Saturday’s sunset saw the laying to rest of Chayton Lootah, also known as Hawk-that-is-Red. His father beat out the steady rhythm from a hand drums on which his grandmother painted a picture of the evening sky. The rest of us spent this time completing the rock-formed Medicine Wheel to honor his life.
Native American traditions follow the belief and practice that the natural world is truly sacred. Many religious ceremonies are specifically tied to a specific location, and to harm that place would be contrary to Native American beliefs. Because of this, Native American funeral practices have always been eco-friendly.
Medicine Wheels were always built on sacred sites. The sites were often at the intersection of rivers, on mountaintops, in the center of plains between mountain and rivers. People could get there via the rivers. Even today, the waterways and mountains will lead you to Medicine Wheels on sacred sites. They were often on the high places, a point to look at the distant landscape.

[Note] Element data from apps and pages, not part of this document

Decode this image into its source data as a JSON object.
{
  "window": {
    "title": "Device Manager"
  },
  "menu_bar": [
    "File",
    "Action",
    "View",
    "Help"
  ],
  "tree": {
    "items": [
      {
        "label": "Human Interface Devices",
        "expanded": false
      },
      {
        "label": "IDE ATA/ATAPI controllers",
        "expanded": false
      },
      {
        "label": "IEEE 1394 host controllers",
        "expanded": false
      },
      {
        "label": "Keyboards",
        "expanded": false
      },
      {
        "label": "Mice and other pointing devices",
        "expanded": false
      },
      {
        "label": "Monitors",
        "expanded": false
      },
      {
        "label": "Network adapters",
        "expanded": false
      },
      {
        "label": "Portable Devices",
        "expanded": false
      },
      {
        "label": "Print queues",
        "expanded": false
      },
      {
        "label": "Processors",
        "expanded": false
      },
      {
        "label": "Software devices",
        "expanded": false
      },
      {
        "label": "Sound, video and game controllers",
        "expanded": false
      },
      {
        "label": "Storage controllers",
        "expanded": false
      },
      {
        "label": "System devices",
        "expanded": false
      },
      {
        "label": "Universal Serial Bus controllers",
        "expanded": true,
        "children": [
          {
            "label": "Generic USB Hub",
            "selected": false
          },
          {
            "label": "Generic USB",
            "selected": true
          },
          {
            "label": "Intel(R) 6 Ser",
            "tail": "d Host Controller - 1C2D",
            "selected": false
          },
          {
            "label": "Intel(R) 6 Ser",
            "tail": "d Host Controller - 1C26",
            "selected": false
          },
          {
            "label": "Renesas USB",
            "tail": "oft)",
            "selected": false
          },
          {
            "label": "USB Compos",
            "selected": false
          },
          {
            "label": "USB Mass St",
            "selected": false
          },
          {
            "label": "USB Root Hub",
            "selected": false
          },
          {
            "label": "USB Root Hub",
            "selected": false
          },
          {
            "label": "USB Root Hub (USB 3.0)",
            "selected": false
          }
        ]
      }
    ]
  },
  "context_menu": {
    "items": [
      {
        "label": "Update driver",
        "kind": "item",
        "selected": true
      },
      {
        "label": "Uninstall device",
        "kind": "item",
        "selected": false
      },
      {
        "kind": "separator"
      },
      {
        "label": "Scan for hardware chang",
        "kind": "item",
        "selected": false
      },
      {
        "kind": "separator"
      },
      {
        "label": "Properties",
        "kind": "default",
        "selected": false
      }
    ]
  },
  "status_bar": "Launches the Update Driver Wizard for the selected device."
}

As we constructed this Wheel we could feel the energy. It flowed from the places that are the intersections of ley lines, energy lines, places where churches, and later sacred sites were built intuitively by more recent peoples, recent people such as us, laying dearly departed Chayton to rest.
After the incense was lit we set if in all directions to find the correct, magical twig. Someone finally found a willow branch. It was pliable so we bent the twig into a circle and bound it closed, then tied a piece of ribbon from north to south across it, and then tied another piece from east to west across. The circle of willow was divided into four equal parts. In the middle, where the two strings cross we placed the prongs of a sheep and a poem he wrote shortly before his death.
Over 100 Medicine Wheels constructed by Native Americans have been found in the Great Plains and Rocky Mountains of the United States and Canada. Their complete story is lost in the vastness of time.
Here are some suggestions to build your own Medicine Wheel:
Choose an area. Gather the objects you wish to use for your wheel. You need four objects to represent each direction: north, south, east and west. Select a fifth object to place in the center of your circle. This represents you and your connection to the spirit world, the earth and your ancestors.
The Four directions points should be marked using a compass to find exact North (white which represent ancestral wisdom and spiritual guidance), South (red which represents dawn and new beginnings), East (yellow which represents healing and growth) and West (black which represents reflection and mediation). Your first decision in making your own Medicine Wheel is how big it will be and that is partially determined by if you will have directional stones marking the four directions or a smaller circle indicating the directional points.
Now that you have constructed your own Medicine Wheel remember that everything inside the circle is your reality. All that is outside the Wheel is the universe which you have access. One last thing to do then your Medicine Wheel is complete: A ritual prayer asking the Great Spirit to bless the Wheel and all that it represents.
Elizabeth Fournier is affectionately known as The Green Reaper in her tiny community of Boring, Oregon. She is the owner of Cornerstone Funeral Services and works as a green mortician, educator and advocate who is always ready to lend a hand, or a shovel. She is the voice of the autopsy exhibit in the forensic wing at the United States National Museum of Medicine, and recently published her memoir, "All Men Are Cremated Equal: My 77 Blind Dates."
More from Elizabeth Fournier:
The Pope Mobile: Green Energy For The Vatican
Cemeteries A Great Venue For Green Wedding
Forest Burials Help Conserve Ecosystems
Photo: Ancient sacred site in northern Wyoming. Credit: carfull…Wyoming/cc 2.0